Page and application data records
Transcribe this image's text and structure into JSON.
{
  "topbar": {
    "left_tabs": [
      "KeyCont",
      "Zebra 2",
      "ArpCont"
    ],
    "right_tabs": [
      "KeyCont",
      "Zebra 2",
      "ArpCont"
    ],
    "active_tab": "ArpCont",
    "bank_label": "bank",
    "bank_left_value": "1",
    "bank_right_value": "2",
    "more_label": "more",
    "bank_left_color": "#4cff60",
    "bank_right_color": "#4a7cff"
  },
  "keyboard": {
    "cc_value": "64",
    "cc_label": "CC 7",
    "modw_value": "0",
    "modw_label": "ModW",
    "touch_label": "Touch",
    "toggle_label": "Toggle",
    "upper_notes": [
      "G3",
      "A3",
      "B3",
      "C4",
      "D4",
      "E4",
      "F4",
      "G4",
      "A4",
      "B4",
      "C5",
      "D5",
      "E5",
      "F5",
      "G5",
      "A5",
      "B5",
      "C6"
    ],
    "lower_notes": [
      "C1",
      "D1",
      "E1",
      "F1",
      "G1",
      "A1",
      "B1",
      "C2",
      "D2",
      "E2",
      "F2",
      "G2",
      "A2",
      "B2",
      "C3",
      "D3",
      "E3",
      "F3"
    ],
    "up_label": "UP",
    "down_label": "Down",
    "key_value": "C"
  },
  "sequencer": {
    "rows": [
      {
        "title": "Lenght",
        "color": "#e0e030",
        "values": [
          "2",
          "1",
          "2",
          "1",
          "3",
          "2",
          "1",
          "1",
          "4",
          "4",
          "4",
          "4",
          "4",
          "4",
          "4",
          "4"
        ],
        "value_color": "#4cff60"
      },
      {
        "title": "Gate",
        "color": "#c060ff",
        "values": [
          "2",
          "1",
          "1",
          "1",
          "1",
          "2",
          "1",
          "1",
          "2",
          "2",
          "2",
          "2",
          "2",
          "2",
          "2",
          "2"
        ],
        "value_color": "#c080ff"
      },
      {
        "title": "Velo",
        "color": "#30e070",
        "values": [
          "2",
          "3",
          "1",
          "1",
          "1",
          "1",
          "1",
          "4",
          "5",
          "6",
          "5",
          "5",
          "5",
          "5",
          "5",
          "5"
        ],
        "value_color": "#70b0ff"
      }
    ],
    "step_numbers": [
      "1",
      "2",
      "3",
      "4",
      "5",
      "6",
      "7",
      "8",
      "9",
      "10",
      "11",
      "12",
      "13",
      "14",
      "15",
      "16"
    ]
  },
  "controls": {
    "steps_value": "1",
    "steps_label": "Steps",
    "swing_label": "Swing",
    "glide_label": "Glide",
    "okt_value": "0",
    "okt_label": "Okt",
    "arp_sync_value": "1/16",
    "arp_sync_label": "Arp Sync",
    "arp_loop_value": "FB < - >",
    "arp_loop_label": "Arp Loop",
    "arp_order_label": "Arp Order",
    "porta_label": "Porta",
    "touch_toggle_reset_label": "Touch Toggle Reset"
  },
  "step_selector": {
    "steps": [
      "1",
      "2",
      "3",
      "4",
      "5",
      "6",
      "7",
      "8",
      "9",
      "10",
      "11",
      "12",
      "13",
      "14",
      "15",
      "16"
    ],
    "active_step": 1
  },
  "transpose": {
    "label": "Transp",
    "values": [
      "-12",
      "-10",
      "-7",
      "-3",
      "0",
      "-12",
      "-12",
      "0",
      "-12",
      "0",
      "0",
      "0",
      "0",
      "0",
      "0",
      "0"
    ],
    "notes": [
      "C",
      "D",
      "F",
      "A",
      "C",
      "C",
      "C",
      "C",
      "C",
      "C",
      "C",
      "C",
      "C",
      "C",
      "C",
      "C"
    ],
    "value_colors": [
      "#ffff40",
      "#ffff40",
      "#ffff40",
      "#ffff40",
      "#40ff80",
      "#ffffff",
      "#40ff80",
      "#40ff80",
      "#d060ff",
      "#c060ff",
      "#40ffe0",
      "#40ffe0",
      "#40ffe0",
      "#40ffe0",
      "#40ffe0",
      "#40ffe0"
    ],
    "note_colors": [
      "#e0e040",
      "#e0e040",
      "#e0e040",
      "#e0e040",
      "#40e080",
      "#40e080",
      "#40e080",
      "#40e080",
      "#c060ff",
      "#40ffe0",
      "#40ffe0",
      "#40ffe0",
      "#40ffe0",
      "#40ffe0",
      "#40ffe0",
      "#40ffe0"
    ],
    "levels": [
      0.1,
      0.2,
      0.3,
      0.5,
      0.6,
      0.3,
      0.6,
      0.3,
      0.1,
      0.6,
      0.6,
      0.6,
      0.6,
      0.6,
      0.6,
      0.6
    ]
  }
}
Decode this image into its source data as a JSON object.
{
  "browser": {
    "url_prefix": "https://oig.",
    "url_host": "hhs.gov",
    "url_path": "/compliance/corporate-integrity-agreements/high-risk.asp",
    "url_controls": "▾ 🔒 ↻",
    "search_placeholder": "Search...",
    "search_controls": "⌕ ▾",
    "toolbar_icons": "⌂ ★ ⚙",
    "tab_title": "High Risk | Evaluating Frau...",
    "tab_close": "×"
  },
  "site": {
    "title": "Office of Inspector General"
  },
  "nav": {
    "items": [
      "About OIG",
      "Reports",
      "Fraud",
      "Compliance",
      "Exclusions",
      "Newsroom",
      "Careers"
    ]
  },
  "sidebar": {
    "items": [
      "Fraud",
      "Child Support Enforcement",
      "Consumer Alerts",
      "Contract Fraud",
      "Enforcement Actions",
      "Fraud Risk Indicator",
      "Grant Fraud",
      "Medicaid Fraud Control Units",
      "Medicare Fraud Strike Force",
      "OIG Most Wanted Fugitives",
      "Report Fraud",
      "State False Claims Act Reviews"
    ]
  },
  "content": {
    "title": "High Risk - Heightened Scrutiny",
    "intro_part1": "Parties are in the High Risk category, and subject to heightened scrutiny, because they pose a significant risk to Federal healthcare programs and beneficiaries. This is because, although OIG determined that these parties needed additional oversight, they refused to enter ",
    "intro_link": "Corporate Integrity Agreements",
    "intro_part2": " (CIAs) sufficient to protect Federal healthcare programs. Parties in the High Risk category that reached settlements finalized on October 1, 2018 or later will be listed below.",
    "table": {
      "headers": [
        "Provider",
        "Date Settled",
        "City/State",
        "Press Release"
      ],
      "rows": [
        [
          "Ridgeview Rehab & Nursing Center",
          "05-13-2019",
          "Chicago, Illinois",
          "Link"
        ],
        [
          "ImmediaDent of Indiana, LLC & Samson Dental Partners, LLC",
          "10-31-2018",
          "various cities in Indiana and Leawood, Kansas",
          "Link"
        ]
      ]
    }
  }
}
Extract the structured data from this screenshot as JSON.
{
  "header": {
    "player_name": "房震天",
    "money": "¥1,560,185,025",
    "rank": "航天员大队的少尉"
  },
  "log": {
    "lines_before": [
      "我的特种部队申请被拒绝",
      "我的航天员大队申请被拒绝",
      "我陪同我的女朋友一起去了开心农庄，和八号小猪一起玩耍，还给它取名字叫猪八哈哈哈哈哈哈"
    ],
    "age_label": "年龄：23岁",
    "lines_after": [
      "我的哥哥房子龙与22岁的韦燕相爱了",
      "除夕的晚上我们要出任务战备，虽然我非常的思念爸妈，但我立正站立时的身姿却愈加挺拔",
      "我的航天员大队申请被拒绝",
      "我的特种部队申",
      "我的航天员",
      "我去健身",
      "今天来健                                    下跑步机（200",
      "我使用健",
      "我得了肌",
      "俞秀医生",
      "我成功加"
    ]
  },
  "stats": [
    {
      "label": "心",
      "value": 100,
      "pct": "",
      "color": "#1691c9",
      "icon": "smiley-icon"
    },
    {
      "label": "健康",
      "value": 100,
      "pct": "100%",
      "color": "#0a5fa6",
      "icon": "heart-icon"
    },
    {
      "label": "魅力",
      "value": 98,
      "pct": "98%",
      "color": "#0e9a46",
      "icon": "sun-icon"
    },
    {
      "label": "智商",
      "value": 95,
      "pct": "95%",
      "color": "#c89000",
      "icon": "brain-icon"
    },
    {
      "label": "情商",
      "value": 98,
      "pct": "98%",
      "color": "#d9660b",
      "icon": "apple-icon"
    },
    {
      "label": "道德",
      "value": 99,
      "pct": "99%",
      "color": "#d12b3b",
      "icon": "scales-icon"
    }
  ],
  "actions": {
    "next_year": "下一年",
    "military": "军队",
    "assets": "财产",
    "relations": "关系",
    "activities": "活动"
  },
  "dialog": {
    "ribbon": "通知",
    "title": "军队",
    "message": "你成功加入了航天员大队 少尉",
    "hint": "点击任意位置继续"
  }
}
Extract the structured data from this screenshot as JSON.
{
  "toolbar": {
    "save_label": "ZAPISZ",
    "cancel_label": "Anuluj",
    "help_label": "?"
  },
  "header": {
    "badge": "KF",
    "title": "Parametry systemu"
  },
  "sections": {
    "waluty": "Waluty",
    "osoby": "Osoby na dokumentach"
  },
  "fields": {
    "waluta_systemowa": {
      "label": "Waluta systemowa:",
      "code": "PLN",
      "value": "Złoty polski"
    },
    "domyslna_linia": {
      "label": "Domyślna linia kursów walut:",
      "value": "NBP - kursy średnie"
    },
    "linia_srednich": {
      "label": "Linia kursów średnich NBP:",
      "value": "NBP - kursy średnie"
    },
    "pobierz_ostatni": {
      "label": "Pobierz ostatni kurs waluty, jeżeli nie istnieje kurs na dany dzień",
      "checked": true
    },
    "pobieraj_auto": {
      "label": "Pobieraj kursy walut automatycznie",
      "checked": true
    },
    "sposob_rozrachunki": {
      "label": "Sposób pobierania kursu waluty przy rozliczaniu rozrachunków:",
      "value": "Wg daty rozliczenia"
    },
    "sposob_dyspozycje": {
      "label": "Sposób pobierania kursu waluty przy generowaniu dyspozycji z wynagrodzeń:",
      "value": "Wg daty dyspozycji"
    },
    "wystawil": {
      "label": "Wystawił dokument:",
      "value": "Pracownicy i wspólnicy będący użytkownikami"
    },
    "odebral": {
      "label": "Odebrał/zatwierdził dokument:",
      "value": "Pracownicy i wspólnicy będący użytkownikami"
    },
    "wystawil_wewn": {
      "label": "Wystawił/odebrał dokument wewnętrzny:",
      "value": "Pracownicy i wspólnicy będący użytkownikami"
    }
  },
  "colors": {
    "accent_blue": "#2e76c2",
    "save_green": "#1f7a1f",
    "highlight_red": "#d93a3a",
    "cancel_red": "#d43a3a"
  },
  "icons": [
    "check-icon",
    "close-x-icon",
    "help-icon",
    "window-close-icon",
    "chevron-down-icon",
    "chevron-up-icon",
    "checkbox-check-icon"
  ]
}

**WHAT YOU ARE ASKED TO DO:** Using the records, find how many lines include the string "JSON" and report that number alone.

**EXERCISE RESULT:** 4